----- Data under study

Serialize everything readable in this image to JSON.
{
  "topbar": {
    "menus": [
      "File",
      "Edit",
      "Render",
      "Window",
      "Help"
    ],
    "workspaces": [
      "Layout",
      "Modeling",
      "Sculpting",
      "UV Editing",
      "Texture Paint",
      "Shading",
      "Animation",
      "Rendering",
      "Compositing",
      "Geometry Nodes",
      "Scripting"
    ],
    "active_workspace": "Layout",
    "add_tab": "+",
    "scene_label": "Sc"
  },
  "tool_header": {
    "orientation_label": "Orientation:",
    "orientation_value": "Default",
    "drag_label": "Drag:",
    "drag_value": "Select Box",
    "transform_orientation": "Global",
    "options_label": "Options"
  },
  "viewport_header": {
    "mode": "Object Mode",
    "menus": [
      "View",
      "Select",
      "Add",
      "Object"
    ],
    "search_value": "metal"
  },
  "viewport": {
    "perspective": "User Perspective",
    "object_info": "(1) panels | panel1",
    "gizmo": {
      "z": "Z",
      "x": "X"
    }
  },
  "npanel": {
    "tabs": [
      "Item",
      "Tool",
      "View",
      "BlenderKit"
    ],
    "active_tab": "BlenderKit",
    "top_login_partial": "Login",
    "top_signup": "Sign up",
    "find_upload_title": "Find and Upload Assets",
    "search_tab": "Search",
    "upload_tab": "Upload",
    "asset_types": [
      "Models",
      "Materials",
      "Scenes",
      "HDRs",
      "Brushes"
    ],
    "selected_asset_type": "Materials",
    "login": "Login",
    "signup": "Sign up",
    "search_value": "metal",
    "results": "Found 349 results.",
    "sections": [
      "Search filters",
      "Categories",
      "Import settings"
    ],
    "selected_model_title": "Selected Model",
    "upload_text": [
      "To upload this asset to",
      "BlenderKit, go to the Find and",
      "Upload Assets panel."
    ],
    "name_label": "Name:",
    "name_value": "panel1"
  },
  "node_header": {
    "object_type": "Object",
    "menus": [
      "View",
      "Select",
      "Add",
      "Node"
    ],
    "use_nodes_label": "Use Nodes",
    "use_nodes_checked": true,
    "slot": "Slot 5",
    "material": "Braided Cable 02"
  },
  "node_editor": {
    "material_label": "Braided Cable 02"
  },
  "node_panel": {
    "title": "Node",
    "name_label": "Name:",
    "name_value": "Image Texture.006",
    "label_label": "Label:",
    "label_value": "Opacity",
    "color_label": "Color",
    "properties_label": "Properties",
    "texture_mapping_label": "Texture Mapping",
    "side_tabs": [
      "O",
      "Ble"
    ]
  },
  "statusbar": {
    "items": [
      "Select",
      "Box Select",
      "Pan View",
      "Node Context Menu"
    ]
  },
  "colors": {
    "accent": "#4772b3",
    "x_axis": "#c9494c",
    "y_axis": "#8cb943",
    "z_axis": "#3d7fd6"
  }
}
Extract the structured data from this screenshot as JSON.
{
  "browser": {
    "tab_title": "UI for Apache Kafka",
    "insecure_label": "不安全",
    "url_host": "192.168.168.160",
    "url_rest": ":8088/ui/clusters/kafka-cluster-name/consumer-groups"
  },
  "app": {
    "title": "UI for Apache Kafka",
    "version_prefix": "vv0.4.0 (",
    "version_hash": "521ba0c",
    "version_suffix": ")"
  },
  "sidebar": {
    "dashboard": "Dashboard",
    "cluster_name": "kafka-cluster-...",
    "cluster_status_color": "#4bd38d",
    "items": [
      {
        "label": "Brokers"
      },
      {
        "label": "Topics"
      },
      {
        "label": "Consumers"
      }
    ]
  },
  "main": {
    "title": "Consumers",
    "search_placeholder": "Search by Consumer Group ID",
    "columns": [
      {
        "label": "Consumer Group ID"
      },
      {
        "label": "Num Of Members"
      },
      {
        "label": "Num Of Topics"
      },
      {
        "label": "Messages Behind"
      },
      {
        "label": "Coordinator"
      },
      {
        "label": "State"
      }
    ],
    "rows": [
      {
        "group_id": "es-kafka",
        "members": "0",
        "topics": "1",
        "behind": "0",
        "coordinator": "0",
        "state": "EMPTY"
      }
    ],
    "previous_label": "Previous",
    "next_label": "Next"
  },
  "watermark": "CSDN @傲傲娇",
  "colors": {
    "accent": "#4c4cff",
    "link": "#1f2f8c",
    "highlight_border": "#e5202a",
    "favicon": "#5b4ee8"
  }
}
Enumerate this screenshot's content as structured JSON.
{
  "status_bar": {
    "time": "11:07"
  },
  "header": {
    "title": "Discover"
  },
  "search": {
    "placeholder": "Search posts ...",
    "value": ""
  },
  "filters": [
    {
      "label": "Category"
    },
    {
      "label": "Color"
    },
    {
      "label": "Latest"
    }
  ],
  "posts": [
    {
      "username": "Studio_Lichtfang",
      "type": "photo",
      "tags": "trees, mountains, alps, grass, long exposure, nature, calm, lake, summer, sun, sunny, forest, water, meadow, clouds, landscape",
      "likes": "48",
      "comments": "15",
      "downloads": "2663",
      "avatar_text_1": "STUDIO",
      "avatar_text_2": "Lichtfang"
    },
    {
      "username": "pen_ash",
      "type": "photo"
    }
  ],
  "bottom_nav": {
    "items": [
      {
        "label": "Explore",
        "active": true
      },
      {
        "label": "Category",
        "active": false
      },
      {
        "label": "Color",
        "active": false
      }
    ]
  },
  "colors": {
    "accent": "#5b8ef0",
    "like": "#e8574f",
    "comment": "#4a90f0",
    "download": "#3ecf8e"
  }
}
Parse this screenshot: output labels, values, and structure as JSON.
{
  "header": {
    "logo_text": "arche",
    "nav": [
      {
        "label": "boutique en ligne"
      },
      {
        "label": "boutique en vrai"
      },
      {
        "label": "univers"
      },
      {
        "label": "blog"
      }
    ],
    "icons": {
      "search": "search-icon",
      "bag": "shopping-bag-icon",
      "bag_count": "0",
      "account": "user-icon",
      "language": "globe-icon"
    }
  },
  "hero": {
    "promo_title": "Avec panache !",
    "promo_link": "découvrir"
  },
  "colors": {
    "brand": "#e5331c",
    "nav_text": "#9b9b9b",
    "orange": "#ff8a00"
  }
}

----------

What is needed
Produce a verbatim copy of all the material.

Task solution
Serialize everything readable in this image to JSON.
{
  "topbar": {
    "menus": [
      "File",
      "Edit",
      "Render",
      "Window",
      "Help"
    ],
    "workspaces": [
      "Layout",
      "Modeling",
      "Sculpting",
      "UV Editing",
      "Texture Paint",
      "Shading",
      "Animation",
      "Rendering",
      "Compositing",
      "Geometry Nodes",
      "Scripting"
    ],
    "active_workspace": "Layout",
    "add_tab": "+",
    "scene_label": "Sc"
  },
  "tool_header": {
    "orientation_label": "Orientation:",
    "orientation_value": "Default",
    "drag_label": "Drag:",
    "drag_value": "Select Box",
    "transform_orientation": "Global",
    "options_label": "Options"
  },
  "viewport_header": {
    "mode": "Object Mode",
    "menus": [
      "View",
      "Select",
      "Add",
      "Object"
    ],
    "search_value": "metal"
  },
  "viewport": {
    "perspective": "User Perspective",
    "object_info": "(1) panels | panel1",
    "gizmo": {
      "z": "Z",
      "x": "X"
    }
  },
  "npanel": {
    "tabs": [
      "Item",
      "Tool",
      "View",
      "BlenderKit"
    ],
    "active_tab": "BlenderKit",
    "top_login_partial": "Login",
    "top_signup": "Sign up",
    "find_upload_title": "Find and Upload Assets",
    "search_tab": "Search",
    "upload_tab": "Upload",
    "asset_types": [
      "Models",
      "Materials",
      "Scenes",
      "HDRs",
      "Brushes"
    ],
    "selected_asset_type": "Materials",
    "login": "Login",
    "signup": "Sign up",
    "search_value": "metal",
    "results": "Found 349 results.",
    "sections": [
      "Search filters",
      "Categories",
      "Import settings"
    ],
    "selected_model_title": "Selected Model",
    "upload_text": [
      "To upload this asset to",
      "BlenderKit, go to the Find and",
      "Upload Assets panel."
    ],
    "name_label": "Name:",
    "name_value": "panel1"
  },
  "node_header": {
    "object_type": "Object",
    "menus": [
      "View",
      "Select",
      "Add",
      "Node"
    ],
    "use_nodes_label": "Use Nodes",
    "use_nodes_checked": true,
    "slot": "Slot 5",
    "material": "Braided Cable 02"
  },
  "node_editor": {
    "material_label": "Braided Cable 02"
  },
  "node_panel": {
    "title": "Node",
    "name_label": "Name:",
    "name_value": "Image Texture.006",
    "label_label": "Label:",
    "label_value": "Opacity",
    "color_label": "Color",
    "properties_label": "Properties",
    "texture_mapping_label": "Texture Mapping",
    "side_tabs": [
      "O",
      "Ble"
    ]
  },
  "statusbar": {
    "items": [
      "Select",
      "Box Select",
      "Pan View",
      "Node Context Menu"
    ]
  },
  "colors": {
    "accent": "#4772b3",
    "x_axis": "#c9494c",
    "y_axis": "#8cb943",
    "z_axis": "#3d7fd6"
  }
}
Extract the structured data from this screenshot as JSON.
{
  "browser": {
    "tab_title": "UI for Apache Kafka",
    "insecure_label": "不安全",
    "url_host": "192.168.168.160",
    "url_rest": ":8088/ui/clusters/kafka-cluster-name/consumer-groups"
  },
  "app": {
    "title": "UI for Apache Kafka",
    "version_prefix": "vv0.4.0 (",
    "version_hash": "521ba0c",
    "version_suffix": ")"
  },
  "sidebar": {
    "dashboard": "Dashboard",
    "cluster_name": "kafka-cluster-...",
    "cluster_status_color": "#4bd38d",
    "items": [
      {
        "label": "Brokers"
      },
      {
        "label": "Topics"
      },
      {
        "label": "Consumers"
      }
    ]
  },
  "main": {
    "title": "Consumers",
    "search_placeholder": "Search by Consumer Group ID",
    "columns": [
      {
        "label": "Consumer Group ID"
      },
      {
        "label": "Num Of Members"
      },
      {
        "label": "Num Of Topics"
      },
      {
        "label": "Messages Behind"
      },
      {
        "label": "Coordinator"
      },
      {
        "label": "State"
      }
    ],
    "rows": [
      {
        "group_id": "es-kafka",
        "members": "0",
        "topics": "1",
        "behind": "0",
        "coordinator": "0",
        "state": "EMPTY"
      }
    ],
    "previous_label": "Previous",
    "next_label": "Next"
  },
  "watermark": "CSDN @傲傲娇",
  "colors": {
    "accent": "#4c4cff",
    "link": "#1f2f8c",
    "highlight_border": "#e5202a",
    "favicon": "#5b4ee8"
  }
}
Enumerate this screenshot's content as structured JSON.
{
  "status_bar": {
    "time": "11:07"
  },
  "header": {
    "title": "Discover"
  },
  "search": {
    "placeholder": "Search posts ...",
    "value": ""
  },
  "filters": [
    {
      "label": "Category"
    },
    {
      "label": "Color"
    },
    {
      "label": "Latest"
    }
  ],
  "posts": [
    {
      "username": "Studio_Lichtfang",
      "type": "photo",
      "tags": "trees, mountains, alps, grass, long exposure, nature, calm, lake, summer, sun, sunny, forest, water, meadow, clouds, landscape",
      "likes": "48",
      "comments": "15",
      "downloads": "2663",
      "avatar_text_1": "STUDIO",
      "avatar_text_2": "Lichtfang"
    },
    {
      "username": "pen_ash",
      "type": "photo"
    }
  ],
  "bottom_nav": {
    "items": [
      {
        "label": "Explore",
        "active": true
      },
      {
        "label": "Category",
        "active": false
      },
      {
        "label": "Color",
        "active": false
      }
    ]
  },
  "colors": {
    "accent": "#5b8ef0",
    "like": "#e8574f",
    "comment": "#4a90f0",
    "download": "#3ecf8e"
  }
}
Parse this screenshot: output labels, values, and structure as JSON.
{
  "header": {
    "logo_text": "arche",
    "nav": [
      {
        "label": "boutique en ligne"
      },
      {
        "label": "boutique en vrai"
      },
      {
        "label": "univers"
      },
      {
        "label": "blog"
      }
    ],
    "icons": {
      "search": "search-icon",
      "bag": "shopping-bag-icon",
      "bag_count": "0",
      "account": "user-icon",
      "language": "globe-icon"
    }
  },
  "hero": {
    "promo_title": "Avec panache !",
    "promo_link": "découvrir"
  },
  "colors": {
    "brand": "#e5331c",
    "nav_text": "#9b9b9b",
    "orange": "#ff8a00"
  }
}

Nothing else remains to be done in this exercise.